Goal of the exercise -
Across the entries below, tally every line that holds the string "suffix" and reply with the number only.

┌──

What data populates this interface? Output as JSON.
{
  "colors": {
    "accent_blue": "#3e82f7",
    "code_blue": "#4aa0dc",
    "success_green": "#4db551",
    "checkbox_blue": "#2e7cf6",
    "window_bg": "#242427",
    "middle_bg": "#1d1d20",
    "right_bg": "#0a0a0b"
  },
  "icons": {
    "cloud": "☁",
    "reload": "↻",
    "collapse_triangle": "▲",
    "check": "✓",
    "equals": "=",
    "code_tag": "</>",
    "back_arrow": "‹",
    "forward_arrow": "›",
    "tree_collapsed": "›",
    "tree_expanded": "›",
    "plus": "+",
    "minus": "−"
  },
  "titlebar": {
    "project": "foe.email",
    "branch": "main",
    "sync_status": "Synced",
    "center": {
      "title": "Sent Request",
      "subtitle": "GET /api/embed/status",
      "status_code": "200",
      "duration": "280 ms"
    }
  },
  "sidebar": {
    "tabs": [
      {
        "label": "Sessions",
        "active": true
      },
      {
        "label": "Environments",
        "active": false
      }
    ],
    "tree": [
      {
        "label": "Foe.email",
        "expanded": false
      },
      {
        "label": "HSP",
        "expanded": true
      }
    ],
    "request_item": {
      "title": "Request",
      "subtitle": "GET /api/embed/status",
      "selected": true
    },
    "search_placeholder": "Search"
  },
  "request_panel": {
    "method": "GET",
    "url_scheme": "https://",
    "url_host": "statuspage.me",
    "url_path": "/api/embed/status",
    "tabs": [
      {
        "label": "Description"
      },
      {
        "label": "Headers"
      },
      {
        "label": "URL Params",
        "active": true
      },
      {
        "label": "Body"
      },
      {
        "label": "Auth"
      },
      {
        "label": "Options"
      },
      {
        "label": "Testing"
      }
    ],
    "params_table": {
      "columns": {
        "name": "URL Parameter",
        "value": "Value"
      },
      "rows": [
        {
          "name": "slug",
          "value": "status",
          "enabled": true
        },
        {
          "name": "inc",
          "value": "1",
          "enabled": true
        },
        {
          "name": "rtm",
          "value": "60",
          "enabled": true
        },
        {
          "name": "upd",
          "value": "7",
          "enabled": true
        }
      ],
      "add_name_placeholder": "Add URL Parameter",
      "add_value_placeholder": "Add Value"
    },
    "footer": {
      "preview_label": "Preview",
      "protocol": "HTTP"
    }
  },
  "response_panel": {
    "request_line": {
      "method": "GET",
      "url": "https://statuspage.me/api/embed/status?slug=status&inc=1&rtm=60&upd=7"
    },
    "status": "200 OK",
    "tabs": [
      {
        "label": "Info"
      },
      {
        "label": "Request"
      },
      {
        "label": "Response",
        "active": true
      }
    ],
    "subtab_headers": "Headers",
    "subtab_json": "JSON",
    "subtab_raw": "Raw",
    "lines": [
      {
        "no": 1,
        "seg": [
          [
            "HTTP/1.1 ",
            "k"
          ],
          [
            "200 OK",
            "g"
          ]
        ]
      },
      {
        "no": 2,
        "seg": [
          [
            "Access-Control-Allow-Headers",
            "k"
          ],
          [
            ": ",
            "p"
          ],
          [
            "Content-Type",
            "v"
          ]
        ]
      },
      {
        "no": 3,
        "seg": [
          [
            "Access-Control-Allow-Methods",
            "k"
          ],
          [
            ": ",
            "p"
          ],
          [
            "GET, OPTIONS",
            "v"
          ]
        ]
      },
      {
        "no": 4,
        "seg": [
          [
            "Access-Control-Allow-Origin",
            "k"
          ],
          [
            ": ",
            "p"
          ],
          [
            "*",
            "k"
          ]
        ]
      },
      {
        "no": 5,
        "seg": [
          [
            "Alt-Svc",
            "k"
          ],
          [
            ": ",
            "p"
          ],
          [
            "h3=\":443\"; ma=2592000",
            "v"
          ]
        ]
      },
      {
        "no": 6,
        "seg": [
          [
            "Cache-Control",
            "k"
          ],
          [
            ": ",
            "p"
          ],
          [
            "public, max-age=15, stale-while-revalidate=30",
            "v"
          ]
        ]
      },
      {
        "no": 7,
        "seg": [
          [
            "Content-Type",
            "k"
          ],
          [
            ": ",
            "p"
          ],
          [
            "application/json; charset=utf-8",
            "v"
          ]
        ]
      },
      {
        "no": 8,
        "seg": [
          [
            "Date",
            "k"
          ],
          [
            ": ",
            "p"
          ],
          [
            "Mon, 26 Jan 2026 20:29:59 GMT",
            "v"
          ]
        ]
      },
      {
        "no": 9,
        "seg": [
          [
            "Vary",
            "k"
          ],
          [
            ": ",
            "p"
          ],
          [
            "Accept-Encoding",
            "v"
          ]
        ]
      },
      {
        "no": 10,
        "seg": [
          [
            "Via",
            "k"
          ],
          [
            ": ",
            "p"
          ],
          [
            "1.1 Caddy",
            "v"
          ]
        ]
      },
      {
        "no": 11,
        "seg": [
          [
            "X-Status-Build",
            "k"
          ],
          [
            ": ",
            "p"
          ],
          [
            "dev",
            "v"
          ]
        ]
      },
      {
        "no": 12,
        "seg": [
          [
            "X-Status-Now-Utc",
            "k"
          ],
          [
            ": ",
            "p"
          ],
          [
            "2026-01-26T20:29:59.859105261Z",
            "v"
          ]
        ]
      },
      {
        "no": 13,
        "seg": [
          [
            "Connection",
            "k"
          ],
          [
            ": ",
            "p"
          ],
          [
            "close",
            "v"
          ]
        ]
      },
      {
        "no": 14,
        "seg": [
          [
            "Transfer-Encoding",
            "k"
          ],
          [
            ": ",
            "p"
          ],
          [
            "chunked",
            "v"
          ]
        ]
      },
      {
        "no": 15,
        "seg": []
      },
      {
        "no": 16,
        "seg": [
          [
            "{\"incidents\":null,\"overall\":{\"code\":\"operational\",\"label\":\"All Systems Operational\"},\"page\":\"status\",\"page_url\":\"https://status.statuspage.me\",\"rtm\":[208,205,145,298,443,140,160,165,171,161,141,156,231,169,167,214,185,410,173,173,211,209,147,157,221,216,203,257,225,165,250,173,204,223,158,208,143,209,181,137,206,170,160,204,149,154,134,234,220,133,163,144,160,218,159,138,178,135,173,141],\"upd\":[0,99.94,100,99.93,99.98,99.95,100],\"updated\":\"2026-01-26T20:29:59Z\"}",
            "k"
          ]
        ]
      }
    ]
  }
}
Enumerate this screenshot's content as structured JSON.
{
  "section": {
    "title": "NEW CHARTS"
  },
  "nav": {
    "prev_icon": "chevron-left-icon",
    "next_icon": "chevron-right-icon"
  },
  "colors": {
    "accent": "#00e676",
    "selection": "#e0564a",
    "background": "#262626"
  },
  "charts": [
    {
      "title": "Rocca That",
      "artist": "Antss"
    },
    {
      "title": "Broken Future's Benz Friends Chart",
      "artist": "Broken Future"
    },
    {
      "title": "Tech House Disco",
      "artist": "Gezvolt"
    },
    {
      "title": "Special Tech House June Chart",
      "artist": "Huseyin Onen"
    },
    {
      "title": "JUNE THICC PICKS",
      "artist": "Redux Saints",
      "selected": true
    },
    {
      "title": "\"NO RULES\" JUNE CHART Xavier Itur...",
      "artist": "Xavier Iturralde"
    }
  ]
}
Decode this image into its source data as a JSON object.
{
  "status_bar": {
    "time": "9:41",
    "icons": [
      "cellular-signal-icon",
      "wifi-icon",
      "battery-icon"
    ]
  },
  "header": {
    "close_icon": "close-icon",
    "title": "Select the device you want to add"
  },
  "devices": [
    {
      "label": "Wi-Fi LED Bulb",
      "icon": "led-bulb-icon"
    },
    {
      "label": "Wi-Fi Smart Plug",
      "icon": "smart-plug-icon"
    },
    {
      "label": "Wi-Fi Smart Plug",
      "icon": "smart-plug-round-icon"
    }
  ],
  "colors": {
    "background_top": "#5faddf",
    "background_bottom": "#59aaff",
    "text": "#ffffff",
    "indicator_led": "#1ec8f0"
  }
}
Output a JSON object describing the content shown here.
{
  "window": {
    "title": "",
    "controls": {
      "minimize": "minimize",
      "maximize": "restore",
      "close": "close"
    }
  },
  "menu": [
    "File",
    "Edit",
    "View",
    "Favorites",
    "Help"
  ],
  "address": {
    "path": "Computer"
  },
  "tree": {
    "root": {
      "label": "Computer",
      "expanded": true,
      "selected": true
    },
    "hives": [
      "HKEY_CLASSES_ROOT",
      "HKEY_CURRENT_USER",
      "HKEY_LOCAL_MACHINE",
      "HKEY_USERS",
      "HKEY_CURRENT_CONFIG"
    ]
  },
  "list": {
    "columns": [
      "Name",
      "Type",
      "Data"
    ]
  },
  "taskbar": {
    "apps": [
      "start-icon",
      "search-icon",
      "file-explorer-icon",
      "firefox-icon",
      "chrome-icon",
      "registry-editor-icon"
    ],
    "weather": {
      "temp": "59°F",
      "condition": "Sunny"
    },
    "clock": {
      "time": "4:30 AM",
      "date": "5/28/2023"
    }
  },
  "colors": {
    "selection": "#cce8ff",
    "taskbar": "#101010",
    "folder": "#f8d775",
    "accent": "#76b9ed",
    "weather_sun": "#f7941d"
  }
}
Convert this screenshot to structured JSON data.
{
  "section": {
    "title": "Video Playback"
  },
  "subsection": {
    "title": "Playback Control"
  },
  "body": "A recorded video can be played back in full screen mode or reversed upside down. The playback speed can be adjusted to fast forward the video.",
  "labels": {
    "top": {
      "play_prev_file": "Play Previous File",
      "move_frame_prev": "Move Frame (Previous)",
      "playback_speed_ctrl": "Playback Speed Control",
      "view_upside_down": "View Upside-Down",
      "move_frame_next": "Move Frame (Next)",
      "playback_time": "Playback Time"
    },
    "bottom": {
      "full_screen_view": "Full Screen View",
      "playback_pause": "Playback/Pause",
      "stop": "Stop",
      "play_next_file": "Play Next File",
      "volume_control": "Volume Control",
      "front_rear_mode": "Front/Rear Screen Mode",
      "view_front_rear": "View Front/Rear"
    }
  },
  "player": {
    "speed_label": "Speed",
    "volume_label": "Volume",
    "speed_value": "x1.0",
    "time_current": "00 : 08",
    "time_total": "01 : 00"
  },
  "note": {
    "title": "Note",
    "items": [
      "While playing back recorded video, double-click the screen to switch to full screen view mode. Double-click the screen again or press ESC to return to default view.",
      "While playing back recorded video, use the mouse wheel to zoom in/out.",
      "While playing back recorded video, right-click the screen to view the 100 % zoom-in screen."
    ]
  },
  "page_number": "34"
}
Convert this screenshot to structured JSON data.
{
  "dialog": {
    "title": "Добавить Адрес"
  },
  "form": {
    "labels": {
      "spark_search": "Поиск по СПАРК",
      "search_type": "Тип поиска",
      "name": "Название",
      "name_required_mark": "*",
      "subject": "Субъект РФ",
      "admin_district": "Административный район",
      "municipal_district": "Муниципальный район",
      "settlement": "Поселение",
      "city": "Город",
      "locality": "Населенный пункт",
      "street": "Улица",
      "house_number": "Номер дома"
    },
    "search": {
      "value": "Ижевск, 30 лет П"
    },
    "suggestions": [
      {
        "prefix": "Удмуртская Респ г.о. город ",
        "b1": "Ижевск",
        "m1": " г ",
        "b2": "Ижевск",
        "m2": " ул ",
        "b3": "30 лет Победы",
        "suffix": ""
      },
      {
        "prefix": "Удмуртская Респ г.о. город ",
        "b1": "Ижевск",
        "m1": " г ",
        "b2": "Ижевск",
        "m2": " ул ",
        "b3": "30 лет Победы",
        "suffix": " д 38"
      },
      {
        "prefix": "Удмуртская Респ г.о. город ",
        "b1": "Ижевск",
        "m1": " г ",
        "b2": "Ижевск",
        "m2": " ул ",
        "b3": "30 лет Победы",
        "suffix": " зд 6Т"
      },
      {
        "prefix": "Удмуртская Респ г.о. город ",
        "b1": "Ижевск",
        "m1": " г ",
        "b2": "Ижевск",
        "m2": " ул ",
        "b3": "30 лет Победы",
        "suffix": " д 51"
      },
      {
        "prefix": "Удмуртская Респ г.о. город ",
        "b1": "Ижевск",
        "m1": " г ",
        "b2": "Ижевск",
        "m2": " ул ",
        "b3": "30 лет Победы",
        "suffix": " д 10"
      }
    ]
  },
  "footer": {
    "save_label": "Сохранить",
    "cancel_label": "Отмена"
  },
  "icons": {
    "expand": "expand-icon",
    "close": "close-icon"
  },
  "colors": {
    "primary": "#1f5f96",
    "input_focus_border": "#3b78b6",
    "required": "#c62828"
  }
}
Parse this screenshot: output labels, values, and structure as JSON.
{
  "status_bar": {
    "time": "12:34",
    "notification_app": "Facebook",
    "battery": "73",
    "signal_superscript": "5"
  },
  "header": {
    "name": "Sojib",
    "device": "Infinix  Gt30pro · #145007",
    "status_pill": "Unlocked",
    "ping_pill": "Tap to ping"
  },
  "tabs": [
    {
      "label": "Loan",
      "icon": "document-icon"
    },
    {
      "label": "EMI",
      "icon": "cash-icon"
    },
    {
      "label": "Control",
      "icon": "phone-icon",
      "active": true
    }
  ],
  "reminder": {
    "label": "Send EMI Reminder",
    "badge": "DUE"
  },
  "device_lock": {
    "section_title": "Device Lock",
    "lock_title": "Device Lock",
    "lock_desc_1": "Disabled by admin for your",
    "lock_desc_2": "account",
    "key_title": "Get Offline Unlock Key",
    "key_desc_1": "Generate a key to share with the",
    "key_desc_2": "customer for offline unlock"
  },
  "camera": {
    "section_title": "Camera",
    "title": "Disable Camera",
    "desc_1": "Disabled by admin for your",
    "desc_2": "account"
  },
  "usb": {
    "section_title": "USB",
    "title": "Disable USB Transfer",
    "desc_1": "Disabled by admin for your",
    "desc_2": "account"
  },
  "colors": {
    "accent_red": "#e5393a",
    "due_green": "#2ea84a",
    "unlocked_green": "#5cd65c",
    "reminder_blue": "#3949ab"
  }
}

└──

Solved exercise -
5